[Provided records — start]
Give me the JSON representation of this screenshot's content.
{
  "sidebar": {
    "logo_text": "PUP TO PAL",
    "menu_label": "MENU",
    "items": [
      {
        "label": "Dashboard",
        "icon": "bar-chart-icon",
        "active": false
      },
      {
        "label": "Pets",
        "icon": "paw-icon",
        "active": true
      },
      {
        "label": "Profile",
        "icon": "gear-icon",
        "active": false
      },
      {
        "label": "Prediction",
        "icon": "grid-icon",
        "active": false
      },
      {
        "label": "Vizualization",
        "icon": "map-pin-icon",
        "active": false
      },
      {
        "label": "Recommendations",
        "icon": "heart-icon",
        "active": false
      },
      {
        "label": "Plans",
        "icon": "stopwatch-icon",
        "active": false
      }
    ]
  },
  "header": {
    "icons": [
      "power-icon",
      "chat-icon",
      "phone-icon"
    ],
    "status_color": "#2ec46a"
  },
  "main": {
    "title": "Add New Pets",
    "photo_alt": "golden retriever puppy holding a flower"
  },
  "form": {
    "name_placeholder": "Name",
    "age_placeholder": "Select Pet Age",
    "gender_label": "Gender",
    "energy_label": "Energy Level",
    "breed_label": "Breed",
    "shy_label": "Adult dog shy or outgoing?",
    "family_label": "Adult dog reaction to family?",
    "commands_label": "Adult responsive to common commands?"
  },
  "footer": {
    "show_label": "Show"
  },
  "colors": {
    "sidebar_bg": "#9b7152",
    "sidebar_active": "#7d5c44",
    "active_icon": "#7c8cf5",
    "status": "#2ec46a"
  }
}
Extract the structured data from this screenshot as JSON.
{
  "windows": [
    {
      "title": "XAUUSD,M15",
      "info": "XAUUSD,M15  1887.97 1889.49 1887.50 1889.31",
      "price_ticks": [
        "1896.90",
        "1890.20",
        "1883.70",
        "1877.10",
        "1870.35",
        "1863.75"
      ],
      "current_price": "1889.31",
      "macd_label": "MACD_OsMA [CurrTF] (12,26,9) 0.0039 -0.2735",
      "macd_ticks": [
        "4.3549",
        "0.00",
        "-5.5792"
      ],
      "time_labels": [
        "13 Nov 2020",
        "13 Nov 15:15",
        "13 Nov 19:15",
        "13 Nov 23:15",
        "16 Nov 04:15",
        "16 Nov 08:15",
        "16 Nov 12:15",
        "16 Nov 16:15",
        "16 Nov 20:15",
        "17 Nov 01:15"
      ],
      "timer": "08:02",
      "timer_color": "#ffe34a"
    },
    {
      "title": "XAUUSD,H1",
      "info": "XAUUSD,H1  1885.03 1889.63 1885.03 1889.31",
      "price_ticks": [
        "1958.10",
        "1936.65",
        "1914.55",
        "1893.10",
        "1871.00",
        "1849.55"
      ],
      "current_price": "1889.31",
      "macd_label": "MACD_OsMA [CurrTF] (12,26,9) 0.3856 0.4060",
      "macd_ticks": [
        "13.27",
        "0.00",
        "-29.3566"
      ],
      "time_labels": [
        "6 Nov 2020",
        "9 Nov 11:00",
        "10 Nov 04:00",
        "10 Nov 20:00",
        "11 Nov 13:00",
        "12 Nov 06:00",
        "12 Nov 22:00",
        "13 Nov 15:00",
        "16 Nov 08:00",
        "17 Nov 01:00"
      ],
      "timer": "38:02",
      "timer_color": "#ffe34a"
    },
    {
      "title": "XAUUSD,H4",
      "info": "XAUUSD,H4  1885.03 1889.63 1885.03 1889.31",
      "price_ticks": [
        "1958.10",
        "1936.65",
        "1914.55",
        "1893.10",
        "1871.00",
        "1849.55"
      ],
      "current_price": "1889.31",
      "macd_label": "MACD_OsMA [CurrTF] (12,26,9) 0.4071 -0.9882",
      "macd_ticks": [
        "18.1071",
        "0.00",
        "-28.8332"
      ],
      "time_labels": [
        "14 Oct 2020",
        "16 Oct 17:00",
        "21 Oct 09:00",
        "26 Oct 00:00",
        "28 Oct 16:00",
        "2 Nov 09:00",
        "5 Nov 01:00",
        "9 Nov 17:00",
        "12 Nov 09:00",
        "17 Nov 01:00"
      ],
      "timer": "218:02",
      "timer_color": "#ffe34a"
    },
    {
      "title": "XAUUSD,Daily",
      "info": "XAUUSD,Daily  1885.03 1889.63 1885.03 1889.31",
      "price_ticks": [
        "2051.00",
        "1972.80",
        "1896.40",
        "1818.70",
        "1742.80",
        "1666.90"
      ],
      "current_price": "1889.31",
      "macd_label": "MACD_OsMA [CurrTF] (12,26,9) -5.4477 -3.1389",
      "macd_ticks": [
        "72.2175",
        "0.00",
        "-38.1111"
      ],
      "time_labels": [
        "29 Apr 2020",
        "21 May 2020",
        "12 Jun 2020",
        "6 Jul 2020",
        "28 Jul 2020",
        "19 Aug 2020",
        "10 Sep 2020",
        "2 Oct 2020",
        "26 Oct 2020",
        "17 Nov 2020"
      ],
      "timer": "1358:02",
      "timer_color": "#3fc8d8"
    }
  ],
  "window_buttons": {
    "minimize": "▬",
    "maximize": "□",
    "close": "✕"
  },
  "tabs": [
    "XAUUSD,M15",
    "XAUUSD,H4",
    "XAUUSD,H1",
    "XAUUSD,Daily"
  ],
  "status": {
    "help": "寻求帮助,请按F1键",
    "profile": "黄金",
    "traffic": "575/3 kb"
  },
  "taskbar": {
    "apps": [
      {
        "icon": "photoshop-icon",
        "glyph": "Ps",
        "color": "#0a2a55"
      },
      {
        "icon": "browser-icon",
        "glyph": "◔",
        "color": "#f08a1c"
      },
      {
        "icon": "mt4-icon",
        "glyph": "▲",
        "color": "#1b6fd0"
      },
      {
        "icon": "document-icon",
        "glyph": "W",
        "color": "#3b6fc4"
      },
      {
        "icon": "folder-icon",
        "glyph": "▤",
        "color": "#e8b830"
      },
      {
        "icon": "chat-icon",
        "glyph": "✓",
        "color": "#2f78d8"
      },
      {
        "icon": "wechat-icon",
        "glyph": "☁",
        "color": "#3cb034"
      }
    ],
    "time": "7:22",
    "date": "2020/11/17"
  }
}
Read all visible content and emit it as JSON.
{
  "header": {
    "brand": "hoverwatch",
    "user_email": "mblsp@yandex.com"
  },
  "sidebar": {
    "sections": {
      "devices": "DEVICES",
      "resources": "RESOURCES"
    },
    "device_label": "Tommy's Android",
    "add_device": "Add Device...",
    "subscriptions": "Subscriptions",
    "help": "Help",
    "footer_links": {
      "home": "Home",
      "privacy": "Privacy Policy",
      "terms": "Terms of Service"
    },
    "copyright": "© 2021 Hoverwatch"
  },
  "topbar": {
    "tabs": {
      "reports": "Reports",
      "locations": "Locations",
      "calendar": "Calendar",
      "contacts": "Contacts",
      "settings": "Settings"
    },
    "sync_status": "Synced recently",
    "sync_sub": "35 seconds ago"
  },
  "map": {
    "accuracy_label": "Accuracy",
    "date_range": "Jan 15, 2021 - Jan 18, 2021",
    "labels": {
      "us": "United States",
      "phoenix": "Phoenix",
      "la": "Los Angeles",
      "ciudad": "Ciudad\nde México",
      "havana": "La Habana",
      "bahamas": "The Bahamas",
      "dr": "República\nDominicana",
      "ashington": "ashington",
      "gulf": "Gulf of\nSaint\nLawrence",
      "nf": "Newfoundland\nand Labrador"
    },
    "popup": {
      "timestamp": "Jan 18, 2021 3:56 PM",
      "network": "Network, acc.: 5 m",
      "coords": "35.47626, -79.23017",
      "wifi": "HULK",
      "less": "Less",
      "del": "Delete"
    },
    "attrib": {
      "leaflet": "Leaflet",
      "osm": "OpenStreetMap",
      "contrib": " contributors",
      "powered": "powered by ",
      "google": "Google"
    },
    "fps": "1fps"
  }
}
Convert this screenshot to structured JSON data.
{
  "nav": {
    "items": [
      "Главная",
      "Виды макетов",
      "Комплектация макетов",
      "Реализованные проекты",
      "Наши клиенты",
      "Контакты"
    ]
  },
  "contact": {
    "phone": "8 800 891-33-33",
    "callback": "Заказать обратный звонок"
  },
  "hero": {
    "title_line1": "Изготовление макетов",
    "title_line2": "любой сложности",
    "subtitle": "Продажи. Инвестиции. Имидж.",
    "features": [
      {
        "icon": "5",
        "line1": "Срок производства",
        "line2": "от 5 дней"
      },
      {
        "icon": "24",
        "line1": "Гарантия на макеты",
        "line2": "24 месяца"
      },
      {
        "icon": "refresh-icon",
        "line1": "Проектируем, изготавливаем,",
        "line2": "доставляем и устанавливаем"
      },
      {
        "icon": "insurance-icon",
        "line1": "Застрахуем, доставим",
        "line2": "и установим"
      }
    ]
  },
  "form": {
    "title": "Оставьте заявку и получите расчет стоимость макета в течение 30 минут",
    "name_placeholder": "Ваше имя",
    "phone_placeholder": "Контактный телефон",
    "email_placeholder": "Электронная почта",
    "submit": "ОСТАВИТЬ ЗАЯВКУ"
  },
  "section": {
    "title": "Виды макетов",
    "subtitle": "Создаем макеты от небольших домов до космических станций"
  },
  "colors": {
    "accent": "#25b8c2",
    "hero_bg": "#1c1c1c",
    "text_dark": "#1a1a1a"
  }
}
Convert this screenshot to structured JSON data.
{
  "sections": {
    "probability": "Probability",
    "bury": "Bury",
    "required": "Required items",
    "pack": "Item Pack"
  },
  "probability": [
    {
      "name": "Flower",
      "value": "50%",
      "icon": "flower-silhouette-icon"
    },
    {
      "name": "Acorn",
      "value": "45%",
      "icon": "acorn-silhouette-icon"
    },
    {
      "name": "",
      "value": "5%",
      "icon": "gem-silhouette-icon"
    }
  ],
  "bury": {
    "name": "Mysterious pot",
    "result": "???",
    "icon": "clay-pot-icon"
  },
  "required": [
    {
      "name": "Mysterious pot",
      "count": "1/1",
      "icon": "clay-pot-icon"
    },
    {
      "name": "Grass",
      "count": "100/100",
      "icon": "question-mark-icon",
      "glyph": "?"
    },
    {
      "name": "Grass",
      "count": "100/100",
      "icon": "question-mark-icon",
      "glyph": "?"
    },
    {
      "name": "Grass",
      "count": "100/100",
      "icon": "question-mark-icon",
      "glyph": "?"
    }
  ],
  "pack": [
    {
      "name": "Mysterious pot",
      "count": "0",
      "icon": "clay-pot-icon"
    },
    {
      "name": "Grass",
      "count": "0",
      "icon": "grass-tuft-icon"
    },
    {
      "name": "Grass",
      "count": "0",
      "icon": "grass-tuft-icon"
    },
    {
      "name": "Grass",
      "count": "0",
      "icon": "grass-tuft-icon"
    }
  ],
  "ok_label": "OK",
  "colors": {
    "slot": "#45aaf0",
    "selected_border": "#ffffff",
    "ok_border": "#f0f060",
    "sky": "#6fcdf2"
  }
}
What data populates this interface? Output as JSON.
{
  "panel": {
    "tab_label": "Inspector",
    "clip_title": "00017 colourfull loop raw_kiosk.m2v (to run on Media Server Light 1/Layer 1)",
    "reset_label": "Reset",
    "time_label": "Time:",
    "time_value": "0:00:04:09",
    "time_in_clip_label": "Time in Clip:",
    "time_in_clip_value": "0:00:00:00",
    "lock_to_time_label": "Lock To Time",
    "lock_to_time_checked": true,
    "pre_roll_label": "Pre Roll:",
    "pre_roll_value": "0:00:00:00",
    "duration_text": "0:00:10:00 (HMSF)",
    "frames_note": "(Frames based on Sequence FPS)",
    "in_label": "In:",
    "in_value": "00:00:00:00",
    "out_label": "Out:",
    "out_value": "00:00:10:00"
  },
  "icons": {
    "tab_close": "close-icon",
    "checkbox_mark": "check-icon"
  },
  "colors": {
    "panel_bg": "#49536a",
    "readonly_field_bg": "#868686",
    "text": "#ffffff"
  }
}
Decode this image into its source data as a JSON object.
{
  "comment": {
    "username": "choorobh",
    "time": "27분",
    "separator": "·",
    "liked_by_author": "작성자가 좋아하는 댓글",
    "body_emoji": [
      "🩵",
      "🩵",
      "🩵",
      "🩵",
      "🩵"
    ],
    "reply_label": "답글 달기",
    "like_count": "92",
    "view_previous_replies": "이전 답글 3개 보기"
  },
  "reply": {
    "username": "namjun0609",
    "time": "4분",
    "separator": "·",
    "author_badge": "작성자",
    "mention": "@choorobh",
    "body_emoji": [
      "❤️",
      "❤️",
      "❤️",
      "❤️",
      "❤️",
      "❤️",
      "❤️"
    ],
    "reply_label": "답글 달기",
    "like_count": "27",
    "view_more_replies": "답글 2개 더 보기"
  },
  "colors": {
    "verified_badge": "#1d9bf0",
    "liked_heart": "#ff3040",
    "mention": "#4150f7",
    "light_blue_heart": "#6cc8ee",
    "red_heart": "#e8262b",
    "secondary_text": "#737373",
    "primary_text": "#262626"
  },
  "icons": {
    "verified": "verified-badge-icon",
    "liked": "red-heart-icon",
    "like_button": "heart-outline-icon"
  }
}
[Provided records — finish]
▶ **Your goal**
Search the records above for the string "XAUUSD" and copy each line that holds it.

▶ **Reply**
      "title": "XAUUSD,M15",
      "info": "XAUUSD,M15  1887.97 1889.49 1887.50 1889.31",
      "title": "XAUUSD,H1",
      "info": "XAUUSD,H1  1885.03 1889.63 1885.03 1889.31",
      "title": "XAUUSD,H4",
      "info": "XAUUSD,H4  1885.03 1889.63 1885.03 1889.31",
      "title": "XAUUSD,Daily",
      "info": "XAUUSD,Daily  1885.03 1889.63 1885.03 1889.31",
    "XAUUSD,M15",
    "XAUUSD,H4",
    "XAUUSD,H1",
    "XAUUSD,Daily"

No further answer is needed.